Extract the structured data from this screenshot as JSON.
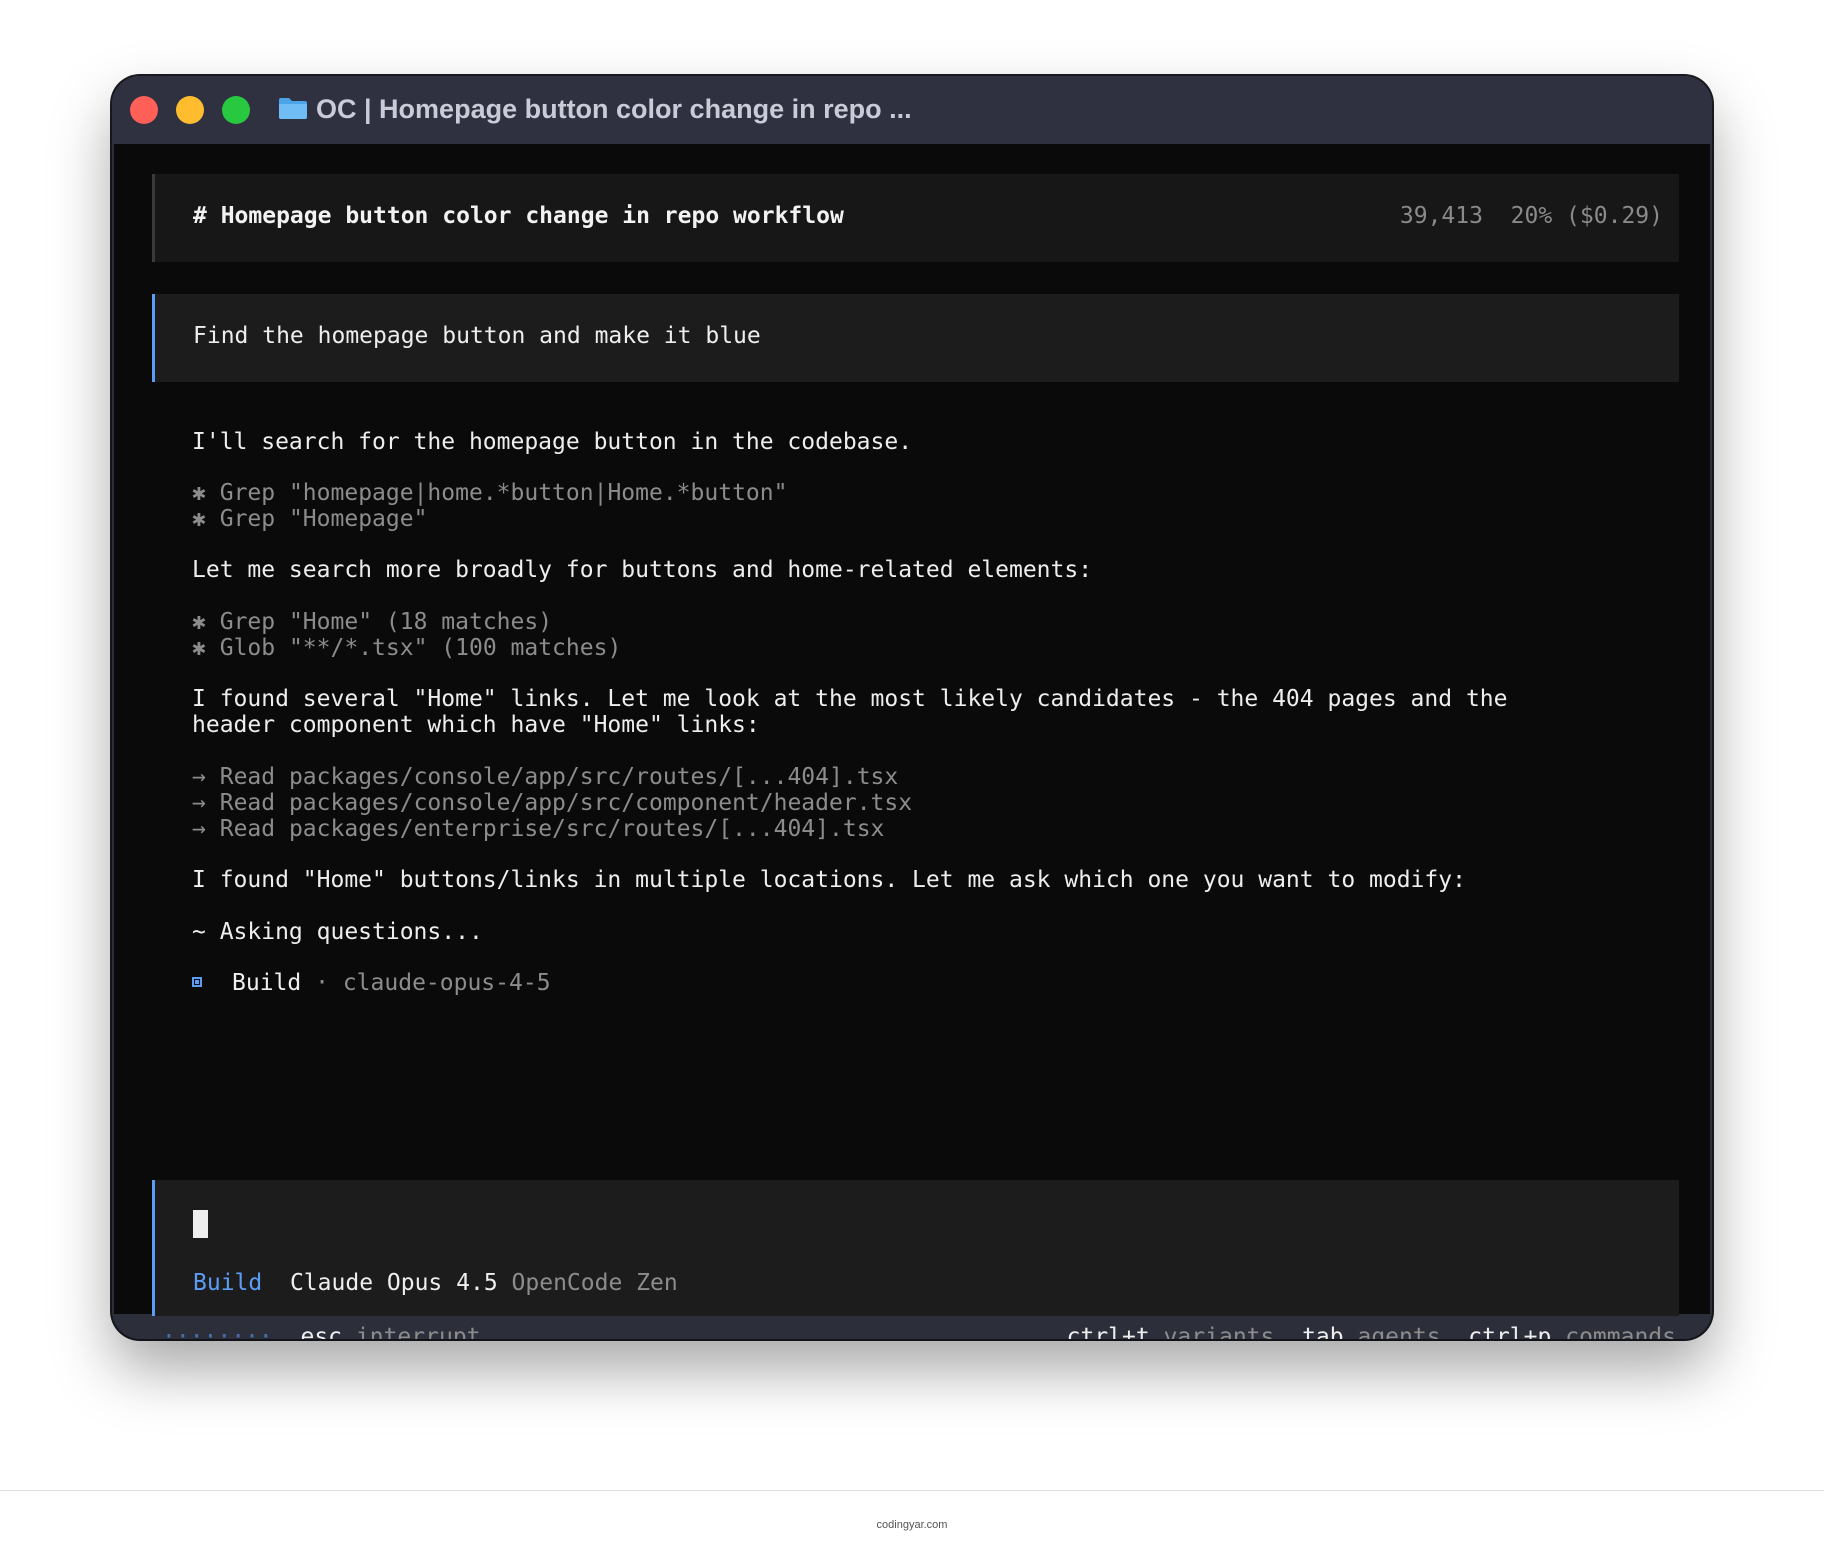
{
  "window": {
    "title": "OC | Homepage button color change in repo ..."
  },
  "session": {
    "heading": "# Homepage button color change in repo workflow",
    "tokens": "39,413",
    "usage": "20% ($0.29)"
  },
  "prompt": "Find the homepage button and make it blue",
  "transcript": {
    "intro": "I'll search for the homepage button in the codebase.",
    "tool1_bullet": "✱",
    "tool1": "Grep \"homepage|home.*button|Home.*button\"",
    "tool2_bullet": "✱",
    "tool2": "Grep \"Homepage\"",
    "msg2": "Let me search more broadly for buttons and home-related elements:",
    "tool3_bullet": "✱",
    "tool3": "Grep \"Home\" (18 matches)",
    "tool4_bullet": "✱",
    "tool4": "Glob \"**/*.tsx\" (100 matches)",
    "msg3_line1": "I found several \"Home\" links. Let me look at the most likely candidates - the 404 pages and the",
    "msg3_line2": "header component which have \"Home\" links:",
    "read_arrow": "→",
    "read1": "Read packages/console/app/src/routes/[...404].tsx",
    "read2": "Read packages/console/app/src/component/header.tsx",
    "read3": "Read packages/enterprise/src/routes/[...404].tsx",
    "msg4": "I found \"Home\" buttons/links in multiple locations. Let me ask which one you want to modify:",
    "asking": "~ Asking questions...",
    "agent_label": "Build",
    "agent_sep": "·",
    "agent_model": "claude-opus-4-5"
  },
  "input": {
    "mode": "Build",
    "model": "Claude Opus 4.5",
    "provider": "OpenCode Zen"
  },
  "footer": {
    "spinner": "········",
    "esc_key": "esc",
    "esc_label": "interrupt",
    "variants_key": "ctrl+t",
    "variants_label": "variants",
    "agents_key": "tab",
    "agents_label": "agents",
    "commands_key": "ctrl+p",
    "commands_label": "commands"
  },
  "watermark": "codingyar.com",
  "colors": {
    "accent": "#5c9cf5",
    "terminal_bg": "#0a0a0a",
    "panel_bg": "#1c1c1c",
    "titlebar_bg": "#2f3140",
    "close": "#fe5f57",
    "minimize": "#febc2e",
    "maximize": "#28c840"
  },
  "icons": {
    "folder": "folder-icon",
    "agent": "square-icon"
  }
}
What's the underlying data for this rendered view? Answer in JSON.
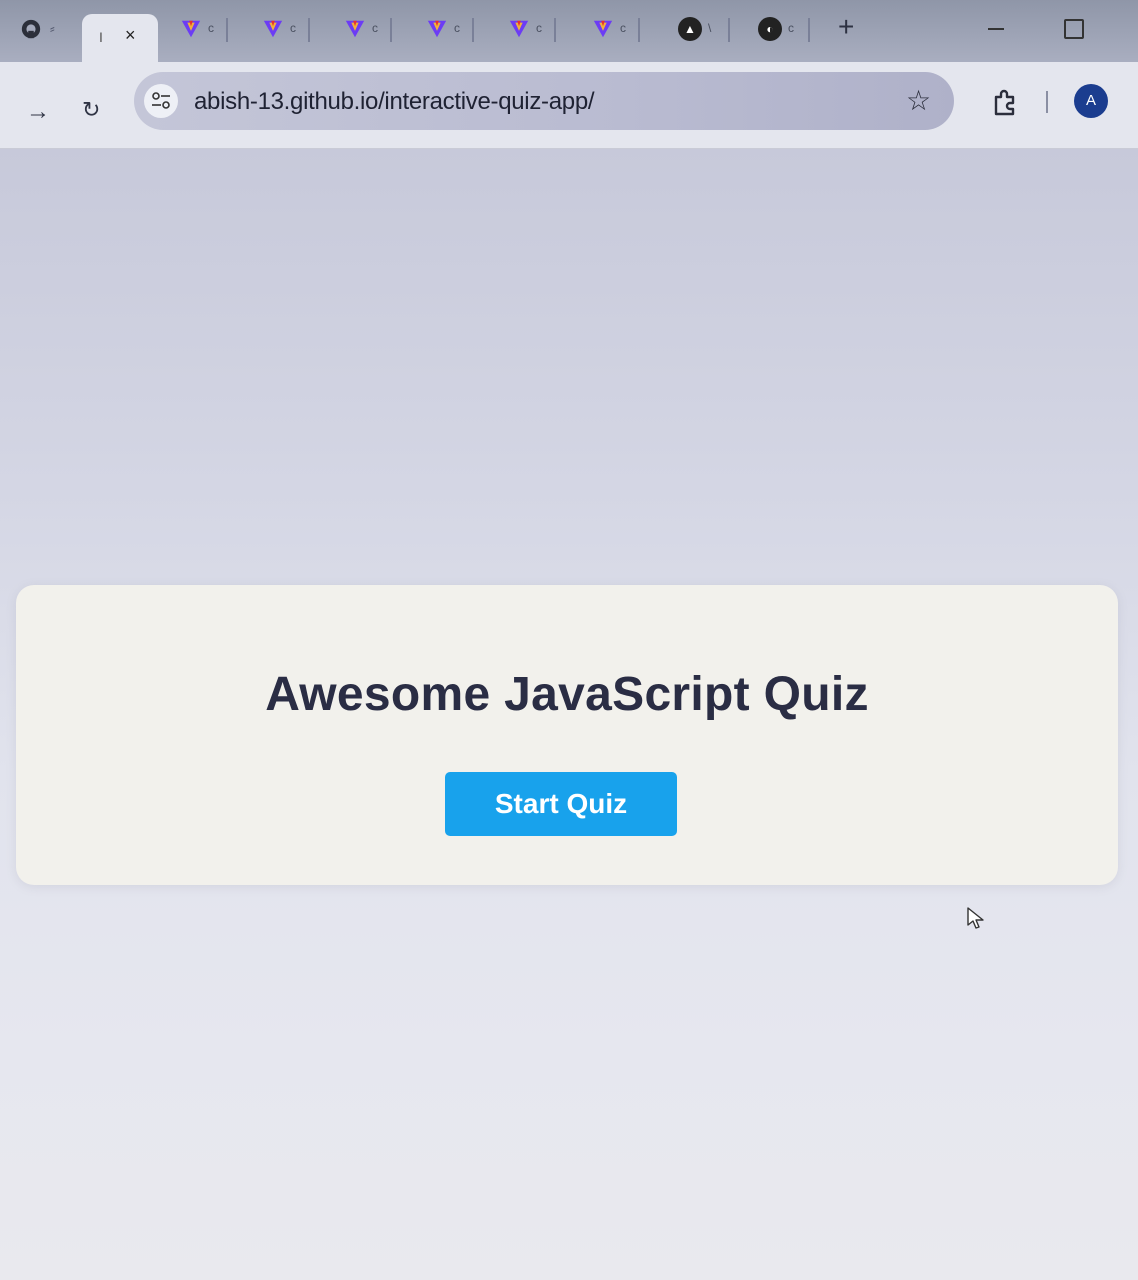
{
  "browser": {
    "tabs": {
      "github_suffix": "⸗",
      "active_label": "I",
      "active_close": "×",
      "vite_tab_suffix": "c",
      "circle_tab_1_suffix": "\\",
      "circle_tab_2_suffix": "c"
    },
    "new_tab": "+",
    "address_bar": {
      "url": "abish-13.github.io/interactive-quiz-app/"
    },
    "profile_initial": "A",
    "icons": [
      "github-icon",
      "vite-icon",
      "arc-icon",
      "globe-icon",
      "forward-arrow-icon",
      "reload-icon",
      "site-settings-icon",
      "star-icon",
      "extensions-icon"
    ]
  },
  "page": {
    "quiz_title": "Awesome JavaScript Quiz",
    "start_button_label": "Start Quiz"
  },
  "colors": {
    "accent": "#18a2ec",
    "title_text": "#2a2d44",
    "card_bg": "#f2f1ec",
    "vite_purple": "#6c3cf5",
    "vite_red": "#e8312f"
  }
}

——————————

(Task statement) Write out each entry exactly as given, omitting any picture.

(Response to this task)
Extract the structured data from this screenshot as JSON.
{
  "window": {
    "title": "OC | Homepage button color change in repo ..."
  },
  "session": {
    "heading": "# Homepage button color change in repo workflow",
    "tokens": "39,413",
    "usage": "20% ($0.29)"
  },
  "prompt": "Find the homepage button and make it blue",
  "transcript": {
    "intro": "I'll search for the homepage button in the codebase.",
    "tool1_bullet": "✱",
    "tool1": "Grep \"homepage|home.*button|Home.*button\"",
    "tool2_bullet": "✱",
    "tool2": "Grep \"Homepage\"",
    "msg2": "Let me search more broadly for buttons and home-related elements:",
    "tool3_bullet": "✱",
    "tool3": "Grep \"Home\" (18 matches)",
    "tool4_bullet": "✱",
    "tool4": "Glob \"**/*.tsx\" (100 matches)",
    "msg3_line1": "I found several \"Home\" links. Let me look at the most likely candidates - the 404 pages and the",
    "msg3_line2": "header component which have \"Home\" links:",
    "read_arrow": "→",
    "read1": "Read packages/console/app/src/routes/[...404].tsx",
    "read2": "Read packages/console/app/src/component/header.tsx",
    "read3": "Read packages/enterprise/src/routes/[...404].tsx",
    "msg4": "I found \"Home\" buttons/links in multiple locations. Let me ask which one you want to modify:",
    "asking": "~ Asking questions...",
    "agent_label": "Build",
    "agent_sep": "·",
    "agent_model": "claude-opus-4-5"
  },
  "input": {
    "mode": "Build",
    "model": "Claude Opus 4.5",
    "provider": "OpenCode Zen"
  },
  "footer": {
    "spinner": "········",
    "esc_key": "esc",
    "esc_label": "interrupt",
    "variants_key": "ctrl+t",
    "variants_label": "variants",
    "agents_key": "tab",
    "agents_label": "agents",
    "commands_key": "ctrl+p",
    "commands_label": "commands"
  },
  "watermark": "codingyar.com",
  "colors": {
    "accent": "#5c9cf5",
    "terminal_bg": "#0a0a0a",
    "panel_bg": "#1c1c1c",
    "titlebar_bg": "#2f3140",
    "close": "#fe5f57",
    "minimize": "#febc2e",
    "maximize": "#28c840"
  },
  "icons": {
    "folder": "folder-icon",
    "agent": "square-icon"
  }
}
What's the underlying data for this rendered view? Answer in JSON.
{
  "browser": {
    "tabs": {
      "github_suffix": "⸗",
      "active_label": "I",
      "active_close": "×",
      "vite_tab_suffix": "c",
      "circle_tab_1_suffix": "\\",
      "circle_tab_2_suffix": "c"
    },
    "new_tab": "+",
    "address_bar": {
      "url": "abish-13.github.io/interactive-quiz-app/"
    },
    "profile_initial": "A",
    "icons": [
      "github-icon",
      "vite-icon",
      "arc-icon",
      "globe-icon",
      "forward-arrow-icon",
      "reload-icon",
      "site-settings-icon",
      "star-icon",
      "extensions-icon"
    ]
  },
  "page": {
    "quiz_title": "Awesome JavaScript Quiz",
    "start_button_label": "Start Quiz"
  },
  "colors": {
    "accent": "#18a2ec",
    "title_text": "#2a2d44",
    "card_bg": "#f2f1ec",
    "vite_purple": "#6c3cf5",
    "vite_red": "#e8312f"
  }
}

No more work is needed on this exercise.